## WORK TO BE COMPLETED
Each entry must appear in the answer exactly as it does here.

## EXTRACTED MATERIAL
....................

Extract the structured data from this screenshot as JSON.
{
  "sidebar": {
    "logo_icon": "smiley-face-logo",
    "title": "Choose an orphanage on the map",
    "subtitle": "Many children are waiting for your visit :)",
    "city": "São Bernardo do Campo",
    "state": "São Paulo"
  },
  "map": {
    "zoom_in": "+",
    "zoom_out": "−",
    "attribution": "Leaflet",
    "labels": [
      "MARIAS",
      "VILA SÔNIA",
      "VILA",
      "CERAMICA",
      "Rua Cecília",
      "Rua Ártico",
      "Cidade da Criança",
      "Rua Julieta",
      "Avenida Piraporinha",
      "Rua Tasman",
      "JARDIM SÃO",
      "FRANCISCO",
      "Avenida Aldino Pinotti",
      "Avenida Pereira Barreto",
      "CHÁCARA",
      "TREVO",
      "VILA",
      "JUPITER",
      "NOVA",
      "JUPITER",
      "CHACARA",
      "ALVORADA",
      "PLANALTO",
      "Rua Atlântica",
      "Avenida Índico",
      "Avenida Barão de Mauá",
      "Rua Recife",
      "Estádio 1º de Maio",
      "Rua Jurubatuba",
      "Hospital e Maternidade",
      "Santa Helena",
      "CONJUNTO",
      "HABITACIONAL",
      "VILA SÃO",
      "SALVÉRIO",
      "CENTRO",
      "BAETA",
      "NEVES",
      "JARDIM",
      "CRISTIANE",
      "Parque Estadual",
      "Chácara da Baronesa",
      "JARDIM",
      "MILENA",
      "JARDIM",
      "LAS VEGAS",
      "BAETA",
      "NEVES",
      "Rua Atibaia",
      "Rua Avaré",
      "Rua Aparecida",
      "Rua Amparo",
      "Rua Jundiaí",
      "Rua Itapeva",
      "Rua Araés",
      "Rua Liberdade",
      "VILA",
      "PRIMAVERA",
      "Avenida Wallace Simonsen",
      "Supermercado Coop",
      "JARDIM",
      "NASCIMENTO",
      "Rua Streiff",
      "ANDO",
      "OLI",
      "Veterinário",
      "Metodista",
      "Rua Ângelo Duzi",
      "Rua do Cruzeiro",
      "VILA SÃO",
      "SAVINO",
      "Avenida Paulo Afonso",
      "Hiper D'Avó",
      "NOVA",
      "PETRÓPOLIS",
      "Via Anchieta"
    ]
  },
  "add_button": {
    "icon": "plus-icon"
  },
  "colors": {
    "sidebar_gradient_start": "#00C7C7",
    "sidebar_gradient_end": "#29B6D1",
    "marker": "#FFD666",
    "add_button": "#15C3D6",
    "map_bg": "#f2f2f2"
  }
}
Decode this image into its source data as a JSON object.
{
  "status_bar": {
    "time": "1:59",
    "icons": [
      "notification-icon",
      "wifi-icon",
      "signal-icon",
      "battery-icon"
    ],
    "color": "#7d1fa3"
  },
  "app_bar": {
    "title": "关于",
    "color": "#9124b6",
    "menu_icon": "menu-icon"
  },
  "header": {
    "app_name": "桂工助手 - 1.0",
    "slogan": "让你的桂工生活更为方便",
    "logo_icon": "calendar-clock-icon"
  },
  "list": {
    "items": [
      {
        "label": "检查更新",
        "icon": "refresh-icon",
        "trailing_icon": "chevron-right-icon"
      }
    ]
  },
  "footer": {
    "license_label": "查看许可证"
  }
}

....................

## WRITTEN ANSWER
Extract the structured data from this screenshot as JSON.
{
  "sidebar": {
    "logo_icon": "smiley-face-logo",
    "title": "Choose an orphanage on the map",
    "subtitle": "Many children are waiting for your visit :)",
    "city": "São Bernardo do Campo",
    "state": "São Paulo"
  },
  "map": {
    "zoom_in": "+",
    "zoom_out": "−",
    "attribution": "Leaflet",
    "labels": [
      "MARIAS",
      "VILA SÔNIA",
      "VILA",
      "CERAMICA",
      "Rua Cecília",
      "Rua Ártico",
      "Cidade da Criança",
      "Rua Julieta",
      "Avenida Piraporinha",
      "Rua Tasman",
      "JARDIM SÃO",
      "FRANCISCO",
      "Avenida Aldino Pinotti",
      "Avenida Pereira Barreto",
      "CHÁCARA",
      "TREVO",
      "VILA",
      "JUPITER",
      "NOVA",
      "JUPITER",
      "CHACARA",
      "ALVORADA",
      "PLANALTO",
      "Rua Atlântica",
      "Avenida Índico",
      "Avenida Barão de Mauá",
      "Rua Recife",
      "Estádio 1º de Maio",
      "Rua Jurubatuba",
      "Hospital e Maternidade",
      "Santa Helena",
      "CONJUNTO",
      "HABITACIONAL",
      "VILA SÃO",
      "SALVÉRIO",
      "CENTRO",
      "BAETA",
      "NEVES",
      "JARDIM",
      "CRISTIANE",
      "Parque Estadual",
      "Chácara da Baronesa",
      "JARDIM",
      "MILENA",
      "JARDIM",
      "LAS VEGAS",
      "BAETA",
      "NEVES",
      "Rua Atibaia",
      "Rua Avaré",
      "Rua Aparecida",
      "Rua Amparo",
      "Rua Jundiaí",
      "Rua Itapeva",
      "Rua Araés",
      "Rua Liberdade",
      "VILA",
      "PRIMAVERA",
      "Avenida Wallace Simonsen",
      "Supermercado Coop",
      "JARDIM",
      "NASCIMENTO",
      "Rua Streiff",
      "ANDO",
      "OLI",
      "Veterinário",
      "Metodista",
      "Rua Ângelo Duzi",
      "Rua do Cruzeiro",
      "VILA SÃO",
      "SAVINO",
      "Avenida Paulo Afonso",
      "Hiper D'Avó",
      "NOVA",
      "PETRÓPOLIS",
      "Via Anchieta"
    ]
  },
  "add_button": {
    "icon": "plus-icon"
  },
  "colors": {
    "sidebar_gradient_start": "#00C7C7",
    "sidebar_gradient_end": "#29B6D1",
    "marker": "#FFD666",
    "add_button": "#15C3D6",
    "map_bg": "#f2f2f2"
  }
}
Decode this image into its source data as a JSON object.
{
  "status_bar": {
    "time": "1:59",
    "icons": [
      "notification-icon",
      "wifi-icon",
      "signal-icon",
      "battery-icon"
    ],
    "color": "#7d1fa3"
  },
  "app_bar": {
    "title": "关于",
    "color": "#9124b6",
    "menu_icon": "menu-icon"
  },
  "header": {
    "app_name": "桂工助手 - 1.0",
    "slogan": "让你的桂工生活更为方便",
    "logo_icon": "calendar-clock-icon"
  },
  "list": {
    "items": [
      {
        "label": "检查更新",
        "icon": "refresh-icon",
        "trailing_icon": "chevron-right-icon"
      }
    ]
  },
  "footer": {
    "license_label": "查看许可证"
  }
}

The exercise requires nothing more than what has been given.